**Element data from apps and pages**

================

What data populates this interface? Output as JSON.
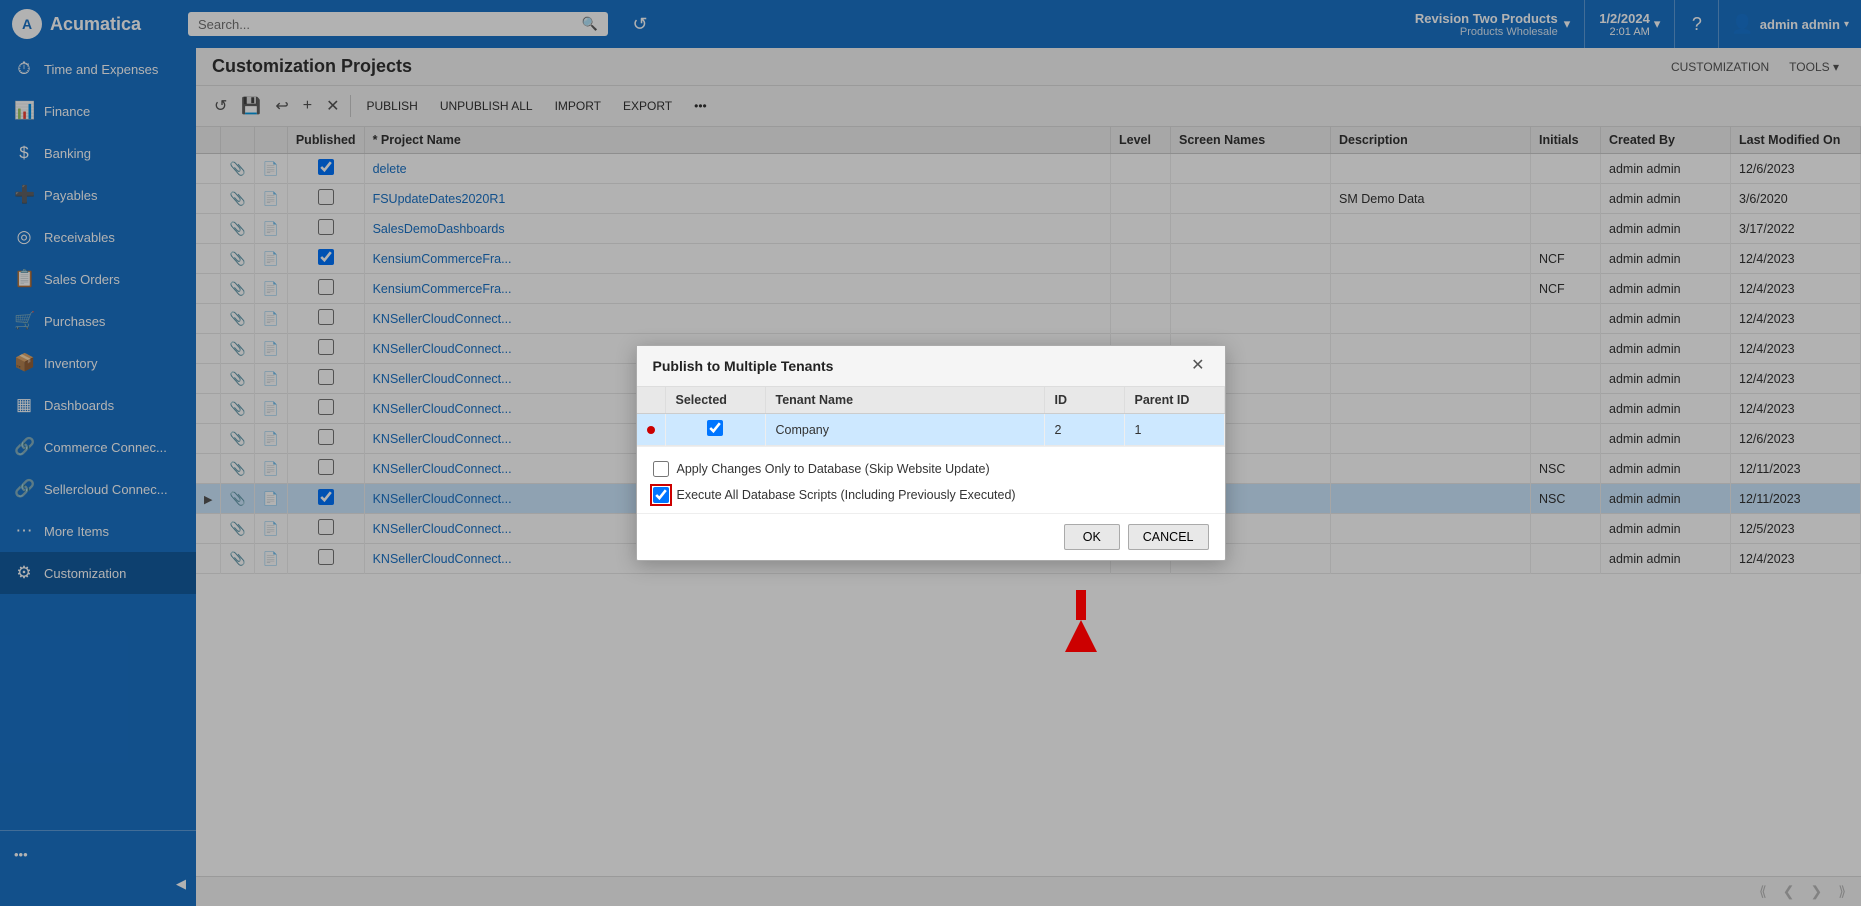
{
  "navbar": {
    "logo_text": "Acumatica",
    "search_placeholder": "Search...",
    "tenant_name": "Revision Two Products",
    "tenant_sub": "Products Wholesale",
    "date": "1/2/2024",
    "time": "2:01 AM",
    "username": "admin admin",
    "chevron": "▾"
  },
  "sidebar": {
    "items": [
      {
        "label": "Time and Expenses",
        "icon": "⏱"
      },
      {
        "label": "Finance",
        "icon": "📊"
      },
      {
        "label": "Banking",
        "icon": "$"
      },
      {
        "label": "Payables",
        "icon": "➕"
      },
      {
        "label": "Receivables",
        "icon": "◎"
      },
      {
        "label": "Sales Orders",
        "icon": "📋"
      },
      {
        "label": "Purchases",
        "icon": "🛒"
      },
      {
        "label": "Inventory",
        "icon": "📦"
      },
      {
        "label": "Dashboards",
        "icon": "▦"
      },
      {
        "label": "Commerce Connec...",
        "icon": "🔗"
      },
      {
        "label": "Sellercloud Connec...",
        "icon": "🔗"
      },
      {
        "label": "More Items",
        "icon": "⋯"
      },
      {
        "label": "Customization",
        "icon": "⚙",
        "active": true
      }
    ],
    "bottom_label": "...",
    "collapse_icon": "◀"
  },
  "page": {
    "title": "Customization Projects",
    "header_actions": [
      "CUSTOMIZATION",
      "TOOLS ▾"
    ]
  },
  "toolbar": {
    "buttons": [
      "PUBLISH",
      "UNPUBLISH ALL",
      "IMPORT",
      "EXPORT",
      "•••"
    ],
    "icons": [
      "↺",
      "💾",
      "↩",
      "+",
      "✕"
    ]
  },
  "table": {
    "columns": [
      "",
      "",
      "",
      "Published",
      "* Project Name",
      "Level",
      "Screen Names",
      "Description",
      "Initials",
      "Created By",
      "Last Modified On"
    ],
    "rows": [
      {
        "published_cb": true,
        "selected_cb": true,
        "project_name": "delete",
        "level": "",
        "screen_names": "",
        "description": "",
        "initials": "",
        "created_by": "admin admin",
        "last_modified": "12/6/2023",
        "expand": false,
        "row_selected": false
      },
      {
        "published_cb": false,
        "selected_cb": false,
        "project_name": "FSUpdateDates2020R1",
        "level": "",
        "screen_names": "",
        "description": "SM Demo Data",
        "initials": "",
        "created_by": "admin admin",
        "last_modified": "3/6/2020",
        "expand": false,
        "row_selected": false
      },
      {
        "published_cb": false,
        "selected_cb": false,
        "project_name": "SalesDemoDashboards",
        "level": "",
        "screen_names": "",
        "description": "",
        "initials": "",
        "created_by": "admin admin",
        "last_modified": "3/17/2022",
        "expand": false,
        "row_selected": false
      },
      {
        "published_cb": true,
        "selected_cb": true,
        "project_name": "KensiumCommerceFra...",
        "level": "",
        "screen_names": "",
        "description": "",
        "initials": "NCF",
        "created_by": "admin admin",
        "last_modified": "12/4/2023",
        "expand": false,
        "row_selected": false
      },
      {
        "published_cb": false,
        "selected_cb": false,
        "project_name": "KensiumCommerceFra...",
        "level": "",
        "screen_names": "",
        "description": "",
        "initials": "NCF",
        "created_by": "admin admin",
        "last_modified": "12/4/2023",
        "expand": false,
        "row_selected": false
      },
      {
        "published_cb": false,
        "selected_cb": false,
        "project_name": "KNSellerCloudConnect...",
        "level": "",
        "screen_names": "",
        "description": "",
        "initials": "",
        "created_by": "admin admin",
        "last_modified": "12/4/2023",
        "expand": false,
        "row_selected": false
      },
      {
        "published_cb": false,
        "selected_cb": false,
        "project_name": "KNSellerCloudConnect...",
        "level": "",
        "screen_names": "",
        "description": "",
        "initials": "",
        "created_by": "admin admin",
        "last_modified": "12/4/2023",
        "expand": false,
        "row_selected": false
      },
      {
        "published_cb": false,
        "selected_cb": false,
        "project_name": "KNSellerCloudConnect...",
        "level": "",
        "screen_names": "",
        "description": "",
        "initials": "",
        "created_by": "admin admin",
        "last_modified": "12/4/2023",
        "expand": false,
        "row_selected": false
      },
      {
        "published_cb": false,
        "selected_cb": false,
        "project_name": "KNSellerCloudConnect...",
        "level": "",
        "screen_names": "",
        "description": "",
        "initials": "",
        "created_by": "admin admin",
        "last_modified": "12/4/2023",
        "expand": false,
        "row_selected": false
      },
      {
        "published_cb": false,
        "selected_cb": false,
        "project_name": "KNSellerCloudConnect...",
        "level": "",
        "screen_names": "",
        "description": "",
        "initials": "",
        "created_by": "admin admin",
        "last_modified": "12/6/2023",
        "expand": false,
        "row_selected": false
      },
      {
        "published_cb": false,
        "selected_cb": false,
        "project_name": "KNSellerCloudConnect...",
        "level": "",
        "screen_names": "",
        "description": "",
        "initials": "NSC",
        "created_by": "admin admin",
        "last_modified": "12/11/2023",
        "expand": false,
        "row_selected": false
      },
      {
        "published_cb": true,
        "selected_cb": true,
        "project_name": "KNSellerCloudConnect...",
        "level": "",
        "screen_names": "",
        "description": "",
        "initials": "NSC",
        "created_by": "admin admin",
        "last_modified": "12/11/2023",
        "expand": true,
        "row_selected": true
      },
      {
        "published_cb": false,
        "selected_cb": false,
        "project_name": "KNSellerCloudConnect...",
        "level": "",
        "screen_names": "",
        "description": "",
        "initials": "",
        "created_by": "admin admin",
        "last_modified": "12/5/2023",
        "expand": false,
        "row_selected": false
      },
      {
        "published_cb": false,
        "selected_cb": false,
        "project_name": "KNSellerCloudConnect...",
        "level": "",
        "screen_names": "",
        "description": "",
        "initials": "",
        "created_by": "admin admin",
        "last_modified": "12/4/2023",
        "expand": false,
        "row_selected": false
      }
    ]
  },
  "modal": {
    "title": "Publish to Multiple Tenants",
    "columns": {
      "selected": "Selected",
      "tenant_name": "Tenant Name",
      "id": "ID",
      "parent_id": "Parent ID"
    },
    "rows": [
      {
        "selected": true,
        "tenant_name": "Company",
        "id": "2",
        "parent_id": "1",
        "active": true
      }
    ],
    "option1_label": "Apply Changes Only to Database (Skip Website Update)",
    "option1_checked": false,
    "option2_label": "Execute All Database Scripts (Including Previously Executed)",
    "option2_checked": true,
    "btn_ok": "OK",
    "btn_cancel": "CANCEL"
  },
  "pagination": {
    "first": "⟪",
    "prev": "❮",
    "next": "❯",
    "last": "⟫"
  }
}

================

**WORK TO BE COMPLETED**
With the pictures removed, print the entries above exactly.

**OUTPUT OF THE TASK**
What data populates this interface? Output as JSON.
{
  "navbar": {
    "logo_text": "Acumatica",
    "search_placeholder": "Search...",
    "tenant_name": "Revision Two Products",
    "tenant_sub": "Products Wholesale",
    "date": "1/2/2024",
    "time": "2:01 AM",
    "username": "admin admin",
    "chevron": "▾"
  },
  "sidebar": {
    "items": [
      {
        "label": "Time and Expenses",
        "icon": "⏱"
      },
      {
        "label": "Finance",
        "icon": "📊"
      },
      {
        "label": "Banking",
        "icon": "$"
      },
      {
        "label": "Payables",
        "icon": "➕"
      },
      {
        "label": "Receivables",
        "icon": "◎"
      },
      {
        "label": "Sales Orders",
        "icon": "📋"
      },
      {
        "label": "Purchases",
        "icon": "🛒"
      },
      {
        "label": "Inventory",
        "icon": "📦"
      },
      {
        "label": "Dashboards",
        "icon": "▦"
      },
      {
        "label": "Commerce Connec...",
        "icon": "🔗"
      },
      {
        "label": "Sellercloud Connec...",
        "icon": "🔗"
      },
      {
        "label": "More Items",
        "icon": "⋯"
      },
      {
        "label": "Customization",
        "icon": "⚙",
        "active": true
      }
    ],
    "bottom_label": "...",
    "collapse_icon": "◀"
  },
  "page": {
    "title": "Customization Projects",
    "header_actions": [
      "CUSTOMIZATION",
      "TOOLS ▾"
    ]
  },
  "toolbar": {
    "buttons": [
      "PUBLISH",
      "UNPUBLISH ALL",
      "IMPORT",
      "EXPORT",
      "•••"
    ],
    "icons": [
      "↺",
      "💾",
      "↩",
      "+",
      "✕"
    ]
  },
  "table": {
    "columns": [
      "",
      "",
      "",
      "Published",
      "* Project Name",
      "Level",
      "Screen Names",
      "Description",
      "Initials",
      "Created By",
      "Last Modified On"
    ],
    "rows": [
      {
        "published_cb": true,
        "selected_cb": true,
        "project_name": "delete",
        "level": "",
        "screen_names": "",
        "description": "",
        "initials": "",
        "created_by": "admin admin",
        "last_modified": "12/6/2023",
        "expand": false,
        "row_selected": false
      },
      {
        "published_cb": false,
        "selected_cb": false,
        "project_name": "FSUpdateDates2020R1",
        "level": "",
        "screen_names": "",
        "description": "SM Demo Data",
        "initials": "",
        "created_by": "admin admin",
        "last_modified": "3/6/2020",
        "expand": false,
        "row_selected": false
      },
      {
        "published_cb": false,
        "selected_cb": false,
        "project_name": "SalesDemoDashboards",
        "level": "",
        "screen_names": "",
        "description": "",
        "initials": "",
        "created_by": "admin admin",
        "last_modified": "3/17/2022",
        "expand": false,
        "row_selected": false
      },
      {
        "published_cb": true,
        "selected_cb": true,
        "project_name": "KensiumCommerceFra...",
        "level": "",
        "screen_names": "",
        "description": "",
        "initials": "NCF",
        "created_by": "admin admin",
        "last_modified": "12/4/2023",
        "expand": false,
        "row_selected": false
      },
      {
        "published_cb": false,
        "selected_cb": false,
        "project_name": "KensiumCommerceFra...",
        "level": "",
        "screen_names": "",
        "description": "",
        "initials": "NCF",
        "created_by": "admin admin",
        "last_modified": "12/4/2023",
        "expand": false,
        "row_selected": false
      },
      {
        "published_cb": false,
        "selected_cb": false,
        "project_name": "KNSellerCloudConnect...",
        "level": "",
        "screen_names": "",
        "description": "",
        "initials": "",
        "created_by": "admin admin",
        "last_modified": "12/4/2023",
        "expand": false,
        "row_selected": false
      },
      {
        "published_cb": false,
        "selected_cb": false,
        "project_name": "KNSellerCloudConnect...",
        "level": "",
        "screen_names": "",
        "description": "",
        "initials": "",
        "created_by": "admin admin",
        "last_modified": "12/4/2023",
        "expand": false,
        "row_selected": false
      },
      {
        "published_cb": false,
        "selected_cb": false,
        "project_name": "KNSellerCloudConnect...",
        "level": "",
        "screen_names": "",
        "description": "",
        "initials": "",
        "created_by": "admin admin",
        "last_modified": "12/4/2023",
        "expand": false,
        "row_selected": false
      },
      {
        "published_cb": false,
        "selected_cb": false,
        "project_name": "KNSellerCloudConnect...",
        "level": "",
        "screen_names": "",
        "description": "",
        "initials": "",
        "created_by": "admin admin",
        "last_modified": "12/4/2023",
        "expand": false,
        "row_selected": false
      },
      {
        "published_cb": false,
        "selected_cb": false,
        "project_name": "KNSellerCloudConnect...",
        "level": "",
        "screen_names": "",
        "description": "",
        "initials": "",
        "created_by": "admin admin",
        "last_modified": "12/6/2023",
        "expand": false,
        "row_selected": false
      },
      {
        "published_cb": false,
        "selected_cb": false,
        "project_name": "KNSellerCloudConnect...",
        "level": "",
        "screen_names": "",
        "description": "",
        "initials": "NSC",
        "created_by": "admin admin",
        "last_modified": "12/11/2023",
        "expand": false,
        "row_selected": false
      },
      {
        "published_cb": true,
        "selected_cb": true,
        "project_name": "KNSellerCloudConnect...",
        "level": "",
        "screen_names": "",
        "description": "",
        "initials": "NSC",
        "created_by": "admin admin",
        "last_modified": "12/11/2023",
        "expand": true,
        "row_selected": true
      },
      {
        "published_cb": false,
        "selected_cb": false,
        "project_name": "KNSellerCloudConnect...",
        "level": "",
        "screen_names": "",
        "description": "",
        "initials": "",
        "created_by": "admin admin",
        "last_modified": "12/5/2023",
        "expand": false,
        "row_selected": false
      },
      {
        "published_cb": false,
        "selected_cb": false,
        "project_name": "KNSellerCloudConnect...",
        "level": "",
        "screen_names": "",
        "description": "",
        "initials": "",
        "created_by": "admin admin",
        "last_modified": "12/4/2023",
        "expand": false,
        "row_selected": false
      }
    ]
  },
  "modal": {
    "title": "Publish to Multiple Tenants",
    "columns": {
      "selected": "Selected",
      "tenant_name": "Tenant Name",
      "id": "ID",
      "parent_id": "Parent ID"
    },
    "rows": [
      {
        "selected": true,
        "tenant_name": "Company",
        "id": "2",
        "parent_id": "1",
        "active": true
      }
    ],
    "option1_label": "Apply Changes Only to Database (Skip Website Update)",
    "option1_checked": false,
    "option2_label": "Execute All Database Scripts (Including Previously Executed)",
    "option2_checked": true,
    "btn_ok": "OK",
    "btn_cancel": "CANCEL"
  },
  "pagination": {
    "first": "⟪",
    "prev": "❮",
    "next": "❯",
    "last": "⟫"
  }
}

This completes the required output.